*Excerpts from an interface dataset:*
'''

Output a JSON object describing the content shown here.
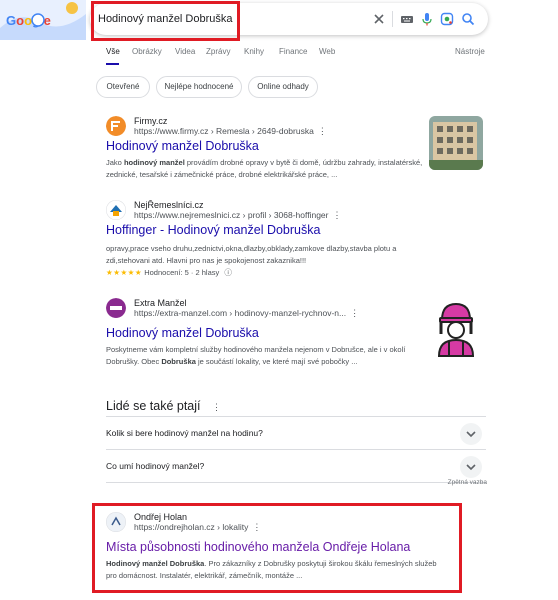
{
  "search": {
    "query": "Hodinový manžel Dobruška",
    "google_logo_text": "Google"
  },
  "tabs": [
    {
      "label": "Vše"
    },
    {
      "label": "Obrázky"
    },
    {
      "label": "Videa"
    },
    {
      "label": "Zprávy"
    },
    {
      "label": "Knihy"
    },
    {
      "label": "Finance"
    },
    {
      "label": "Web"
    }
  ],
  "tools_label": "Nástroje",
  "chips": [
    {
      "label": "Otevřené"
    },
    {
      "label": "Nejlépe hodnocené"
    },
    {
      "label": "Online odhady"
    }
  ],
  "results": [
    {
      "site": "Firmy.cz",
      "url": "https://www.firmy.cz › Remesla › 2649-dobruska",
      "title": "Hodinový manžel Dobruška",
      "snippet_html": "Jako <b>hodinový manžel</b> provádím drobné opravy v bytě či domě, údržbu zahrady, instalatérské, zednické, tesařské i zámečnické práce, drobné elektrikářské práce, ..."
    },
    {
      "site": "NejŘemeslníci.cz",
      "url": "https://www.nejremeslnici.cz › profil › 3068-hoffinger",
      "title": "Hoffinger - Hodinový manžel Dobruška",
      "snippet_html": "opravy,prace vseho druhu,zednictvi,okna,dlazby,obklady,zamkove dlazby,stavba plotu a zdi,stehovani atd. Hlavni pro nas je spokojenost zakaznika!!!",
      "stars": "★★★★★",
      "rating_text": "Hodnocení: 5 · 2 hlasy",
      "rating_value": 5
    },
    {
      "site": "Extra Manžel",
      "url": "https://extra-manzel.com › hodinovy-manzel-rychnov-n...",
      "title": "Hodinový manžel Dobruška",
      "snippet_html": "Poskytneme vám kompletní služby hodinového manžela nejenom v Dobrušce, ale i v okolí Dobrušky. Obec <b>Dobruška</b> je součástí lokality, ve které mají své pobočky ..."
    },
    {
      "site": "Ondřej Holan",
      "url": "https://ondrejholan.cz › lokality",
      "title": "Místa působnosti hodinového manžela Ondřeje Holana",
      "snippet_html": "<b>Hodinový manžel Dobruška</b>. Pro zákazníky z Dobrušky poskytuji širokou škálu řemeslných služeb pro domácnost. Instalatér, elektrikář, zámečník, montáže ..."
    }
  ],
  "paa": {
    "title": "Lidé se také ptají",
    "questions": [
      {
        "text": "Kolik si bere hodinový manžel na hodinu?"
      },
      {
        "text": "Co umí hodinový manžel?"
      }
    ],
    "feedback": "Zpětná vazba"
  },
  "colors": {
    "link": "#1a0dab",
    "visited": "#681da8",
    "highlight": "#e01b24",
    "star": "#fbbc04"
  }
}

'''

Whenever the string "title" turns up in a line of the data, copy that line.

      "title": "Hodinový manžel Dobruška",
      "title": "Hoffinger - Hodinový manžel Dobruška",
      "title": "Hodinový manžel Dobruška",
      "title": "Místa působnosti hodinového manžela Ondřeje Holana",
    "title": "Lidé se také ptají",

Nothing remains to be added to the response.